Producing these crops are labor-intensive, which is why you will find cigars wrapped with Connecticut Shades have a higher price.
Corojo is mostly grown in Honduras and other countries in Central America today. However, it was grown in Cuba. The leaf had a red-brown hue, you will notice the wrapper has an oily texture. The wrapper can be very tough, which makes it difficult to smoke. When you do smoke it, you will notice spicy and pepper quality.
Similar to Corojo, Habano used to be grown in Cuba as well. However, now it is grown mostly in Nicaragua because of the embargo. The Habano has a heavy, spicy quality that some smokers prefer. They do have wood, coffee, and earthy flavors.
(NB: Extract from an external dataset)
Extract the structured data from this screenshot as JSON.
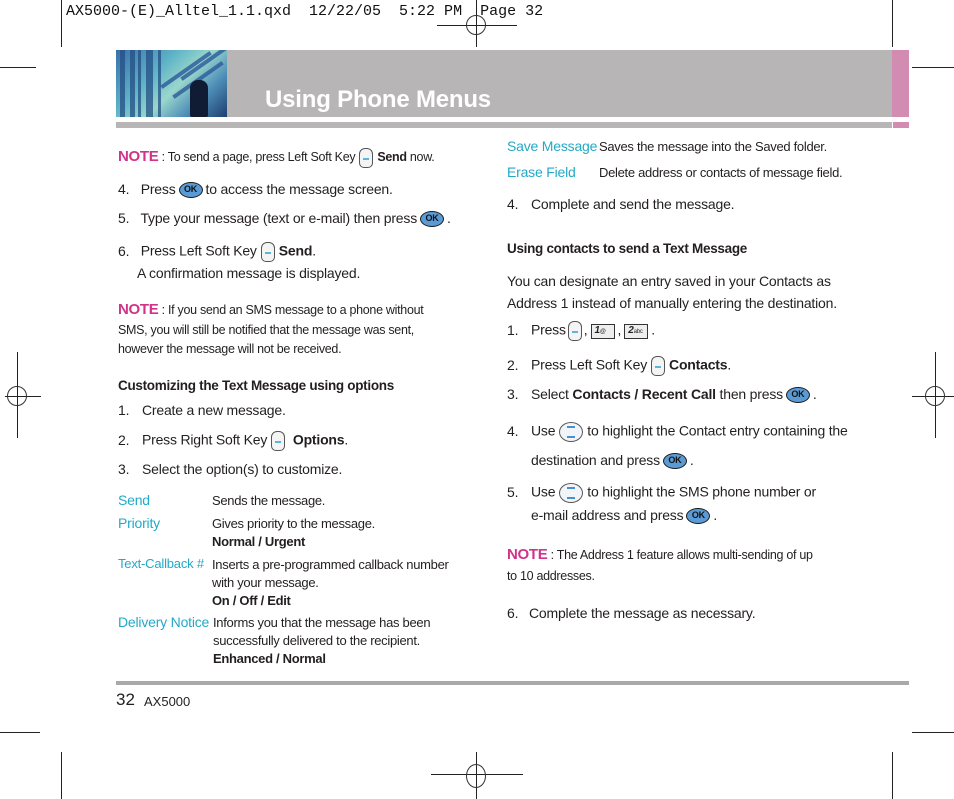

This cigar is rich, so it can be intimidating to those who are new to cigars.
The Wrap Making Process
Now that you understand the different kinds of cigar wraps, we will provide an overview of the wrap making process from cultivation to packing.
1. Cultivating Tobacco
Tobacco seeds are planted indoors and transferred to fields after six to 10 weeks. If the plant is going to produce outer wrappers, they are kept covered with a cloth to protect them from the sun. It takes several months for tobacco plants to mature in the fields.
Once the leaves are harvested they must be cured to develop their aroma. The leaves transition from bright green to dried brown or yellowish leaves. Harvested plants are strung to narrow strips of wood, and hung in a well-ventilated barn. If the leaves are flue-cured, they are hung in a small barn that is heated to 90-170F.
After they are cured, the leaves are sorted by size and color. They are tied into bundles and kept in boxes called hogsheads. The tobacco is kept in the hogshead anywhere from six months to five years. During this time, the leaves undergo a chemical change called fermentation.
The filler leaves have their stem (or main vein) removed so the cigar will burn evenly. Stripping is done either by hand or by machine. Once the leaves are stripped, they are wrapped in bales for further fermentation.
5. Hand Rolling Or Machine Rolling
The finest cigars are rolled by hand and it is skilled work. When a cigar is hand-rolled, the worker selects two to six leaves for the filler. These are placed on top of the other and rolled into a bunch.
Next, the worker puts the bunch on the binder leaves and rolls it cylindrically around the filler. The cigars are put in a mold that holds their shape until they are wrapped.
If the cigar is rolled by a machine, one worker feeds the leaves into the machine. The guide bar is adjusted to the proper length of the cigar. The machine bunches the leaves to create the filler. A binder leaf is put on the binder and the machine drops the filler in place.
Try a New Cigar
Now that you understand how cigar wrapping works and the different kinds of wraps, check out the variety we offer and try a new one today.